It is nice when you see other families or groups creating some place where you would like to go visit. It works out even better when one of our guests is looking for a place to go (in addition to Tranquilo Bay) on a vacation to Panama. We will definitely be making a trip over to Los Buzos at some point to check things out on our own. Meanwhile, you can check them out here: www.losbuzos.net.

Have a great week.

Wildlife Watching

I subscribe to an email publication entitled Green Lodging News. The publisher pulls together a variety of “green” topics and provides them to those who have subscribed to his newsletter as well as on his website. The weekly newsletter arrives each Monday morning. Some weeks I get a lot of information out of the newsletter, others not so much. This is largely due to the expanse of his market. He is pulling information together for everyone in the lodging industry. Not just little guys like us.

However I found today’s newsletter very interesting. He highlighted a study entitled

U.S. Fish & Wildlife Service, “Wildlife Watching in the U.S.: The Economic Impacts on National and State Economies in 2006”. You can download the study from a link on his
. The information included in the study was fascinating. It is one of those things that you have a gut feel that there are “lots” of people out there who are interested in observing nature and wildlife, but when you can get concrete numbers it makes it all the more fascinating. Here are a few statistics from the report:

  • 71 Million people in the United States of America participated in some form of wildlife watching in 2006, which equates to roughly one out of three Americans 16 years of age and older.
  • This 71 million wildlife-watching participants is more than four times greater than the attendance of all National League Football teams during the 2006 season.
  • Wildlife-related expenditures in 2006 were $45.7 billion.
    Expenditures on wildlife watching are equivalent to the amount of revenue from all spectator sports (football, baseball, and other sports), all amusement parks and arcades, casinos (except casino hotels), bowling centers, and skiing facilities.

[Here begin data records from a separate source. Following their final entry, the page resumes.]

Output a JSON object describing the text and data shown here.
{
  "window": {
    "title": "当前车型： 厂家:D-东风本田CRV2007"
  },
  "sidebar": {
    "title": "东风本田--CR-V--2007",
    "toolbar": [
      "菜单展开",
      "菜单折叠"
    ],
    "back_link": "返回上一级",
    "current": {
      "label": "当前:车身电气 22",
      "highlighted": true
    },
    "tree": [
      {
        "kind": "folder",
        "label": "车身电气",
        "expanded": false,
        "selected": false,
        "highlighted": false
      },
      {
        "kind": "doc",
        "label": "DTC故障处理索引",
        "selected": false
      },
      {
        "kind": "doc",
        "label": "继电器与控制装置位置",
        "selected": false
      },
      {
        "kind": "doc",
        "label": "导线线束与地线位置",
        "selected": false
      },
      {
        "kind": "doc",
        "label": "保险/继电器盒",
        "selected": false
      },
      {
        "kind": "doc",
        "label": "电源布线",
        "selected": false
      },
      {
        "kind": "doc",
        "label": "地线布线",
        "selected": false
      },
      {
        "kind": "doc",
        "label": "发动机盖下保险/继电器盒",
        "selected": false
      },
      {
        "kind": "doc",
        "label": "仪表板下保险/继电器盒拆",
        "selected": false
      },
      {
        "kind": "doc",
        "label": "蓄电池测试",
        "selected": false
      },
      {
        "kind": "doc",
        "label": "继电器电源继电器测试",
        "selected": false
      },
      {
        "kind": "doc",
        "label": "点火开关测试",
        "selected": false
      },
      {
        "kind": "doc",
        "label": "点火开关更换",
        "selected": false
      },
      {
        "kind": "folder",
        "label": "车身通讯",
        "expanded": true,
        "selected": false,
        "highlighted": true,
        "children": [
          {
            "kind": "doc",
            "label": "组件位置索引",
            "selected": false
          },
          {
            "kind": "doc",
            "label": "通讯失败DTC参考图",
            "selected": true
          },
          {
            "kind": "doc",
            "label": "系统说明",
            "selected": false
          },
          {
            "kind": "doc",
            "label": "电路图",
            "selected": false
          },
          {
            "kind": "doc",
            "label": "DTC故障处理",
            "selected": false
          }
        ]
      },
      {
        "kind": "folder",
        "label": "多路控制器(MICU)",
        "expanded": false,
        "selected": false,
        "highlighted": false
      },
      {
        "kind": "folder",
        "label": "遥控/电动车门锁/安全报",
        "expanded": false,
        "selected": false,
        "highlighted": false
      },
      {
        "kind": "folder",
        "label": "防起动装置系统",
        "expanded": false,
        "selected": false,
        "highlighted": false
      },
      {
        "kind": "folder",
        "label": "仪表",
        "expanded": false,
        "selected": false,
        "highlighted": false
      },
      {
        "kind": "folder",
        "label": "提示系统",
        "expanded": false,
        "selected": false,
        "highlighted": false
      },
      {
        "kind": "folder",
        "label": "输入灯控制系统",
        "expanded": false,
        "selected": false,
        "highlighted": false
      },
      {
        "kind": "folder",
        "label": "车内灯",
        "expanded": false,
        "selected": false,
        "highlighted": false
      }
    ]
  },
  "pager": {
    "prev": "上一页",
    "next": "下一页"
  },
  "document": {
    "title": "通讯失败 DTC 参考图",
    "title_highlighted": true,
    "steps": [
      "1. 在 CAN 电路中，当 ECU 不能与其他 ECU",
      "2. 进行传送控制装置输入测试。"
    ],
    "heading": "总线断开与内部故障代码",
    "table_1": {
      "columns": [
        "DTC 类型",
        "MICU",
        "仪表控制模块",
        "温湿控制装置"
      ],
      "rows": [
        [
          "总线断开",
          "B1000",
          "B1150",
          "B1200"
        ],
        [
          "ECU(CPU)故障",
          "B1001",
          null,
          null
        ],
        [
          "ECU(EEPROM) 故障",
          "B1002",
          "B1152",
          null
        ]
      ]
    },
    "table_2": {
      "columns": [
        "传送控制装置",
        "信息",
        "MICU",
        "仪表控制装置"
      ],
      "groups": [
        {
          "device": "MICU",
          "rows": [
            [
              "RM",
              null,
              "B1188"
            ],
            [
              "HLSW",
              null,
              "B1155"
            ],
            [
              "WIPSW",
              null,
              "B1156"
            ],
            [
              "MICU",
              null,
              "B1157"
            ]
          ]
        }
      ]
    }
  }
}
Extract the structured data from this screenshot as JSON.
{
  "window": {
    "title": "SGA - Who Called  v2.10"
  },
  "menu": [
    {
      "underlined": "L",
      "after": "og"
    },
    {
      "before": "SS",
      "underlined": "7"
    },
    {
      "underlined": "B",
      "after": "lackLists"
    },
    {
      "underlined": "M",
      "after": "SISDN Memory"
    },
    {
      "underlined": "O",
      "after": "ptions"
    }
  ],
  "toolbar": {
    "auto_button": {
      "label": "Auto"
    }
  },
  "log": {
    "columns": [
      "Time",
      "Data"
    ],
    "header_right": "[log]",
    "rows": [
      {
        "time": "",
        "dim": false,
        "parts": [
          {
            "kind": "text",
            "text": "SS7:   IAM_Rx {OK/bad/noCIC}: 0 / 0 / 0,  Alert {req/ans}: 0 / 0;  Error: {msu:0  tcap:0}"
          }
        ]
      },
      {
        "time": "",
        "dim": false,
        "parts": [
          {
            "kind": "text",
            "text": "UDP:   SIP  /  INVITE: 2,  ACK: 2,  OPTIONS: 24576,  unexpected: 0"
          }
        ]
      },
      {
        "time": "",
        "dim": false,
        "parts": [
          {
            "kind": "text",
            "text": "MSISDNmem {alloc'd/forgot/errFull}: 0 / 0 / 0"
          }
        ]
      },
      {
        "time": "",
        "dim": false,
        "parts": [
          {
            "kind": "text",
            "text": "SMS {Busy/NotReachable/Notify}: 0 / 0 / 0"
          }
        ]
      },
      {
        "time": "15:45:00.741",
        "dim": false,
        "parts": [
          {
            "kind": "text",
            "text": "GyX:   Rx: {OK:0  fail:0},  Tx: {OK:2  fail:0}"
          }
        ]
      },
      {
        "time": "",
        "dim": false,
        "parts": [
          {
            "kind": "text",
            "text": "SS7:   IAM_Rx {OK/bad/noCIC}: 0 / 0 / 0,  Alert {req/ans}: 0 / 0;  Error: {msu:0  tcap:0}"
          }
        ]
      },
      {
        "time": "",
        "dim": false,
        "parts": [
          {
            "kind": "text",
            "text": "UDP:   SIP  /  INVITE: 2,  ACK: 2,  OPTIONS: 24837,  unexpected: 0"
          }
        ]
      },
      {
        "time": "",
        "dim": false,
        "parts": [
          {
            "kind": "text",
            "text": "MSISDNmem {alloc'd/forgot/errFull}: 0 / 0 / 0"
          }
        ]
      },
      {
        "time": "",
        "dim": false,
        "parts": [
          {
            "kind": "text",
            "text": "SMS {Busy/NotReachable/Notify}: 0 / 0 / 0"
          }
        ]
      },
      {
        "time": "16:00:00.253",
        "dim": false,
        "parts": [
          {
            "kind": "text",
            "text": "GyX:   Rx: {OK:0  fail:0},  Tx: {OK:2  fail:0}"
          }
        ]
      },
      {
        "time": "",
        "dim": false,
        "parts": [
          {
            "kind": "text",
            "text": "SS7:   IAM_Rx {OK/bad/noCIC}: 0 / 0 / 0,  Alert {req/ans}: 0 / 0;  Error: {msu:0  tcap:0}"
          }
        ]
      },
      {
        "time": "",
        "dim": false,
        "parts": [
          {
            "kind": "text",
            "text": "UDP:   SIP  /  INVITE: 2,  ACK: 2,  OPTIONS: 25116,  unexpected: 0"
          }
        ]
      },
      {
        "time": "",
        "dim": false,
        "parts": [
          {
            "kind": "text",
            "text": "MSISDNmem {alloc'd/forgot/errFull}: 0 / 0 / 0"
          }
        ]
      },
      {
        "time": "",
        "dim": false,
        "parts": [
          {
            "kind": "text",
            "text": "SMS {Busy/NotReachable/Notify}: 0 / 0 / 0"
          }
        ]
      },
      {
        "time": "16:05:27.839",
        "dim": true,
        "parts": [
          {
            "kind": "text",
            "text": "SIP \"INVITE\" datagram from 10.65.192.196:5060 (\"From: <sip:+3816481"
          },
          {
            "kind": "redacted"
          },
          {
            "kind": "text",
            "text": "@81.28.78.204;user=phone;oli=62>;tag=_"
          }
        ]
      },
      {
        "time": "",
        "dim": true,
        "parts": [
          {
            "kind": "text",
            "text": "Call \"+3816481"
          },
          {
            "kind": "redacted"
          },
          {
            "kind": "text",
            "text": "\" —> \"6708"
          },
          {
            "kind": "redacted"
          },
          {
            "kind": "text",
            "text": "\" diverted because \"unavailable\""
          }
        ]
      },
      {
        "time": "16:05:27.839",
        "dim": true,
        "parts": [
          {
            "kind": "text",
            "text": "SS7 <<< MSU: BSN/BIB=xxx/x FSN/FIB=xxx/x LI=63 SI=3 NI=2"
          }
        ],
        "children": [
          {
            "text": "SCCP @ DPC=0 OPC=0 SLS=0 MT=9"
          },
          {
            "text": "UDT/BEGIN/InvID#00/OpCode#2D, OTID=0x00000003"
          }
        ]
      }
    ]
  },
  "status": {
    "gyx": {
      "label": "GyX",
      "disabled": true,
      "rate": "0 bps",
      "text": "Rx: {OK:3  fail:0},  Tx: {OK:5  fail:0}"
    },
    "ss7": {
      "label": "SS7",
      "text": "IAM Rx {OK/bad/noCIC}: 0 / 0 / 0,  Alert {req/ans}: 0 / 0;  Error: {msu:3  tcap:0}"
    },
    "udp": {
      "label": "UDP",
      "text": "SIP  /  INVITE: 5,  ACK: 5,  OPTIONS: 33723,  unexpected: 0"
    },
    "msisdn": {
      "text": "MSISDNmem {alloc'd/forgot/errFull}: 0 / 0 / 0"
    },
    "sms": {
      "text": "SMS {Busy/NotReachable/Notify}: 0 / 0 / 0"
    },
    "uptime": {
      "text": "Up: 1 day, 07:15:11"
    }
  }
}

  • Expenditures rippled through the economy generating $122.6 billion in total industry output and 1,063,482 jobs. The more than one million jobs supported by wildlife watchers are almost three times the number of people who work for United Parcel Service in the U.S.
    $9.3 billion in federal tax revenue and $8.9 billion in state tax revenue

    were generated from these activities.

The summary of the study is as follows:

Wildlife-watching in the U.S. has significant economic impacts at the local, regional, state, and national levels.

In 2006 it generated $122.6 billion in economic output, 1.1 million jobs and $18.2 billion in state, local, and federal tax revenues. Wildlife watching’s continued popularity gives evidence to the importance that people attach to diverse, accessible and robust fish and wildlife populations. The magnitude of its economic impacts prove that wildlife watching is a major force, driving billions in spending around the country. These economic impacts can be the life-blood of a local economy. Rural areas can attract thousands of wildlife watchers each year, generating millions of dollars.”

Now, how to translate the impact of this information for other locales…

The Path Less Traveled – Bocas del Toro

I was looking over the different videos on You Tube for Bocas del Toro Panama this afternoon. I came across this one which is from Panama’s Tourism Bureau. The restaurant in the video belongs to a good friend of ours. It is called Crawl Caye. Luis and his family have been doing business here in Bocas for years. Just about every time you see a photo of Bocas del Toro or a video it includes Crawl Caye. We are fortunate to be located in the vicinity of Crawl Caye as we have access to all of the same reef systems as they do. Luis is a great fisherman – he caught the largest tuna in a recent fishing tournament here in Bocas. This video brings a smile to my face as it is great that Luis and his family get this kind of publicity.